Exposure to Loud Noise During a Work Shift Can Harm Your Hearing

Exposure to Loud Noise During a Work Shift Can Harm Your Hearing

When you are at work, your employer is responsible for ensuring your safety. While you contribute to the collective project of the business, you need to know that you are not sacrificing your health or wellbeing in the process. Of course, some jobs are very risky, demanding workers to perform tasks that might lead to injury or harm. These jobs tend to have the strictest regulations about proper safety protocols, minimizing the risk as much as possible. 

In the United States, the Occupational Safety and Health Administration (OSHA) is the government agency tasked with ensuring workplace protections such as these. This group establishes guidelines and regulations for workplace safety, and they are also responsible for enforcing these regulations. Many large businesses, industrial sites, and factories have employees whose role in the corporation is to make sure that OSHA regulations are being followed. These safety specialists know what rules need to be followed and keep track of employee adherence to these laws. 

Many of the workplace risks that come to mind might have to do with the risk of falling from a high station, accidents involving vehicles, and injuries involving heavy equipment and machinery. In addition to these risks, the workplace can also pose a risk to your hearing. When entering a job site, some workplaces are immediately evident as dangerously loud places of business. You might feel the need to cup your ears if you were to walk into some factories or industrial facilities without hearing protection. However, these obviously loud places are not alone in posing a risk to your hearing at work. When you endure relatively quieter sounds for an extended period of time, such as a full working shift of 8 hours, you can also incur hearing damage. Let’s take a moment to consider how exposure to loud noise during a work shift can harm your hearing. 

Volume and Duration

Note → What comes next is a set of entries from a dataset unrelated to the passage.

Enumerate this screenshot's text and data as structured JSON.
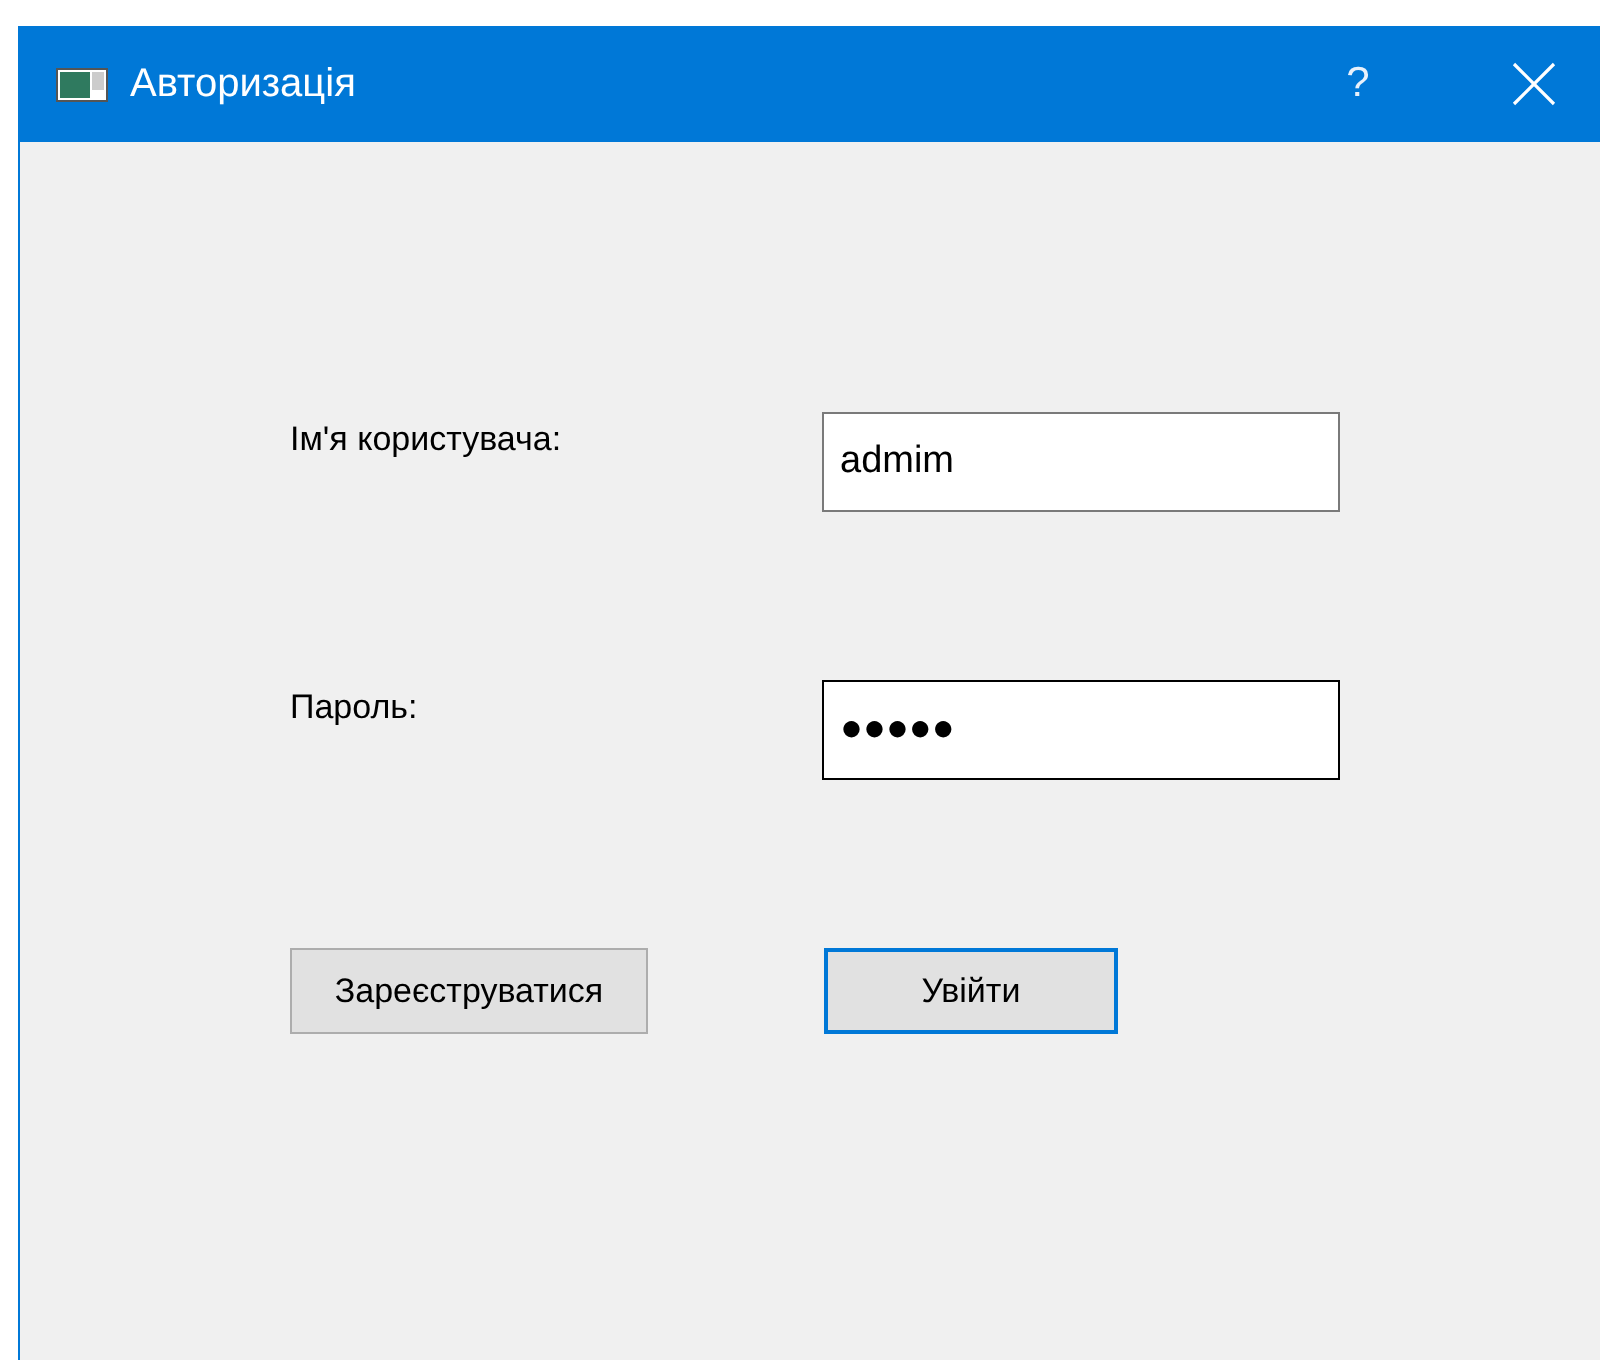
{
  "window": {
    "title": "Авторизація",
    "help_button": "?"
  },
  "fields": [
    {
      "label": "Ім'я користувача:",
      "value": "admim",
      "focused": false
    },
    {
      "label": "Пароль:",
      "value": "●●●●●",
      "focused": true
    }
  ],
  "buttons": [
    {
      "label": "Зареєструватися",
      "default": false
    },
    {
      "label": "Увійти",
      "default": true
    }
  ]
}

The key to understanding the risk of hearing damage due to noise exposure is to see the balance of volume and duration of exposure. If you heard a loud blast, such as an explosion or a car accident, that sound might be enough to damage your hearing in an instant. The high volume of sound would create enough pressure to damage the tiny hairlike organelles of the inner ear called stereocilia. However, loud blasts of sound are not the only risks to your hearing. As a general guideline, you can endure 85 decibels of sound for 8 hours without incurring hearing damage. As sound gets 3 decibels louder, that time of exposure before you cross the threshold of safety shrinks by half. For example. If you heard sound at 88 decibels for more than 4 hours, you would have a risk of hearing damage, and only 2 hours of sound at 91 decibels would be sufficient to harm your hearing. With this principle in mind, it is easy to calculate your risk of hearing damage at work. All you need to do is take an accurate measure of the volume of sound you experience at work and then compare that with the duration of time you spend in that location. 

Calculating Your Workplace Risk

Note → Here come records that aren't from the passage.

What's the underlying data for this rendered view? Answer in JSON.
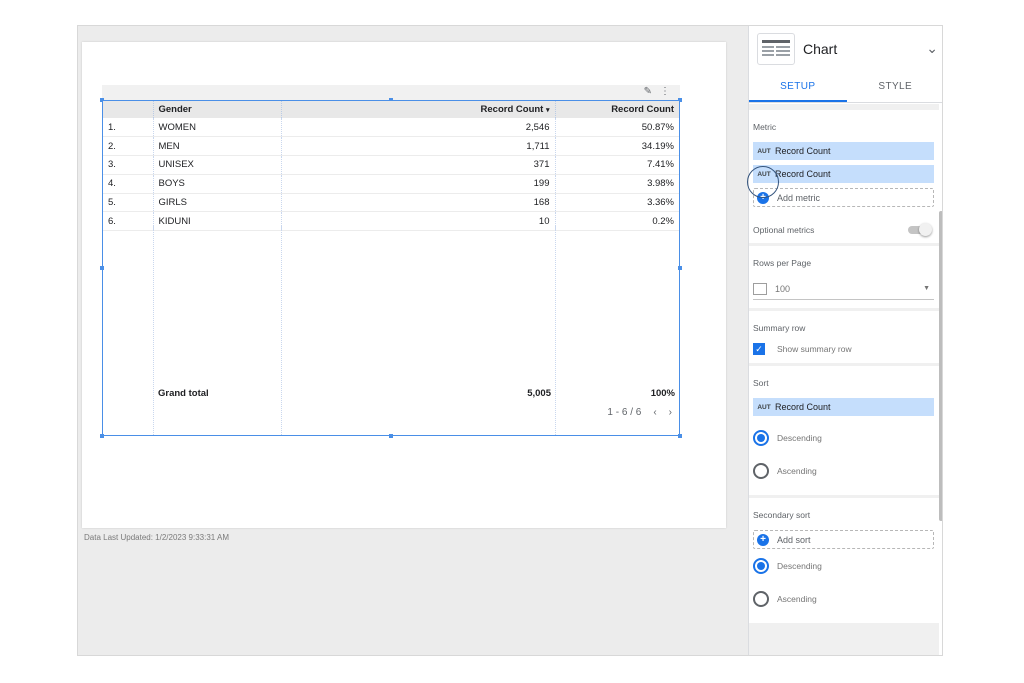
{
  "report": {
    "last_updated": "Data Last Updated: 1/2/2023 9:33:31 AM"
  },
  "table": {
    "headers": [
      "Gender",
      "Record Count",
      "Record Count"
    ],
    "sort_indicator": "▾",
    "rows": [
      {
        "idx": "1.",
        "gender": "WOMEN",
        "count": "2,546",
        "pct": "50.87%"
      },
      {
        "idx": "2.",
        "gender": "MEN",
        "count": "1,711",
        "pct": "34.19%"
      },
      {
        "idx": "3.",
        "gender": "UNISEX",
        "count": "371",
        "pct": "7.41%"
      },
      {
        "idx": "4.",
        "gender": "BOYS",
        "count": "199",
        "pct": "3.98%"
      },
      {
        "idx": "5.",
        "gender": "GIRLS",
        "count": "168",
        "pct": "3.36%"
      },
      {
        "idx": "6.",
        "gender": "KIDUNI",
        "count": "10",
        "pct": "0.2%"
      }
    ],
    "grand_total_label": "Grand total",
    "grand_total_count": "5,005",
    "grand_total_pct": "100%",
    "pagination": "1 - 6 / 6",
    "prev_icon": "chevron-left-icon",
    "next_icon": "chevron-right-icon"
  },
  "panel": {
    "title": "Chart",
    "tabs": [
      "SETUP",
      "STYLE"
    ],
    "metric": {
      "title": "Metric",
      "chips": [
        {
          "tag": "AUT",
          "label": "Record Count"
        },
        {
          "tag": "AUT",
          "label": "Record Count"
        }
      ],
      "add_label": "Add metric"
    },
    "optional_metrics": "Optional metrics",
    "rows_per_page": {
      "title": "Rows per Page",
      "value": "100"
    },
    "summary_row": {
      "title": "Summary row",
      "checkbox_label": "Show summary row"
    },
    "sort": {
      "title": "Sort",
      "chip": {
        "tag": "AUT",
        "label": "Record Count"
      },
      "descending": "Descending",
      "ascending": "Ascending"
    },
    "secondary_sort": {
      "title": "Secondary sort",
      "add_label": "Add sort",
      "descending": "Descending",
      "ascending": "Ascending"
    }
  },
  "colors": {
    "accent": "#1a73e8",
    "chip": "#c5defc",
    "selection": "#4a8fe7"
  }
}
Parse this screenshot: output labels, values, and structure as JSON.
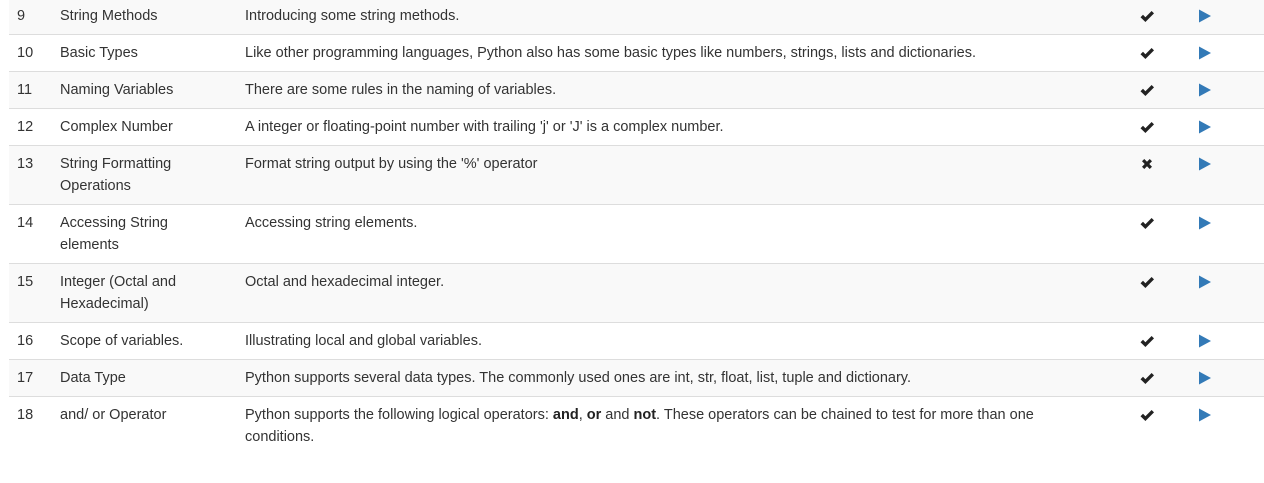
{
  "lessons": [
    {
      "number": "9",
      "title": "String Methods",
      "description": "Introducing some string methods.",
      "status": "done",
      "status_icon": "check-icon",
      "action_icon": "play-icon"
    },
    {
      "number": "10",
      "title": "Basic Types",
      "description": "Like other programming languages, Python also has some basic types like numbers, strings, lists and dictionaries.",
      "status": "done",
      "status_icon": "check-icon",
      "action_icon": "play-icon"
    },
    {
      "number": "11",
      "title": "Naming Variables",
      "description": "There are some rules in the naming of variables.",
      "status": "done",
      "status_icon": "check-icon",
      "action_icon": "play-icon"
    },
    {
      "number": "12",
      "title": "Complex Number",
      "description": "A integer or floating-point number with trailing 'j' or 'J' is a complex number.",
      "status": "done",
      "status_icon": "check-icon",
      "action_icon": "play-icon"
    },
    {
      "number": "13",
      "title": "String Formatting Operations",
      "description": "Format string output by using the '%' operator",
      "status": "not-done",
      "status_icon": "cross-icon",
      "action_icon": "play-icon"
    },
    {
      "number": "14",
      "title": "Accessing String elements",
      "description": "Accessing string elements.",
      "status": "done",
      "status_icon": "check-icon",
      "action_icon": "play-icon"
    },
    {
      "number": "15",
      "title": "Integer (Octal and Hexadecimal)",
      "description": "Octal and hexadecimal integer.",
      "status": "done",
      "status_icon": "check-icon",
      "action_icon": "play-icon"
    },
    {
      "number": "16",
      "title": "Scope of variables.",
      "description": "Illustrating local and global variables.",
      "status": "done",
      "status_icon": "check-icon",
      "action_icon": "play-icon"
    },
    {
      "number": "17",
      "title": "Data Type",
      "description": "Python supports several data types. The commonly used ones are int, str, float, list, tuple and dictionary.",
      "status": "done",
      "status_icon": "check-icon",
      "action_icon": "play-icon"
    },
    {
      "number": "18",
      "title": "and/ or Operator",
      "description_parts": [
        {
          "text": "Python supports the following logical operators: ",
          "bold": false
        },
        {
          "text": "and",
          "bold": true
        },
        {
          "text": ", ",
          "bold": false
        },
        {
          "text": "or",
          "bold": true
        },
        {
          "text": " and ",
          "bold": false
        },
        {
          "text": "not",
          "bold": true
        },
        {
          "text": ". These operators can be chained to test for more than one conditions.",
          "bold": false
        }
      ],
      "status": "done",
      "status_icon": "check-icon",
      "action_icon": "play-icon"
    }
  ],
  "colors": {
    "text": "#333333",
    "icon_dark": "#222222",
    "play_blue": "#337ab7",
    "row_stripe": "#f9f9f9",
    "border": "#dddddd"
  }
}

As we know, OSHA mandates that employers protect their employees from hearing damage at work. However, you are wise to make sure that the right protocols are in place, taking responsibility for your own hearing. You can download an app on your smartphone that measures the decibel level of your workplace. Be sure to take a few measurements capturing the range of workstations you inhabit during a given task. With this average number in hand, you can calculate how long you can stay in that location. If you tend to work in different workstations, take a reading of these various places to determine how long you can stay in any one task. If you are assigned to a full working shift in a location that is too loud, it’s time to talk to your supervisor about delegating different tasks in the work day or wearing hearing protection that will lower the effective level of sound you are experiencing. With these protections in mind, you can find a balance of noise and time that maintains healthy hearing in the future.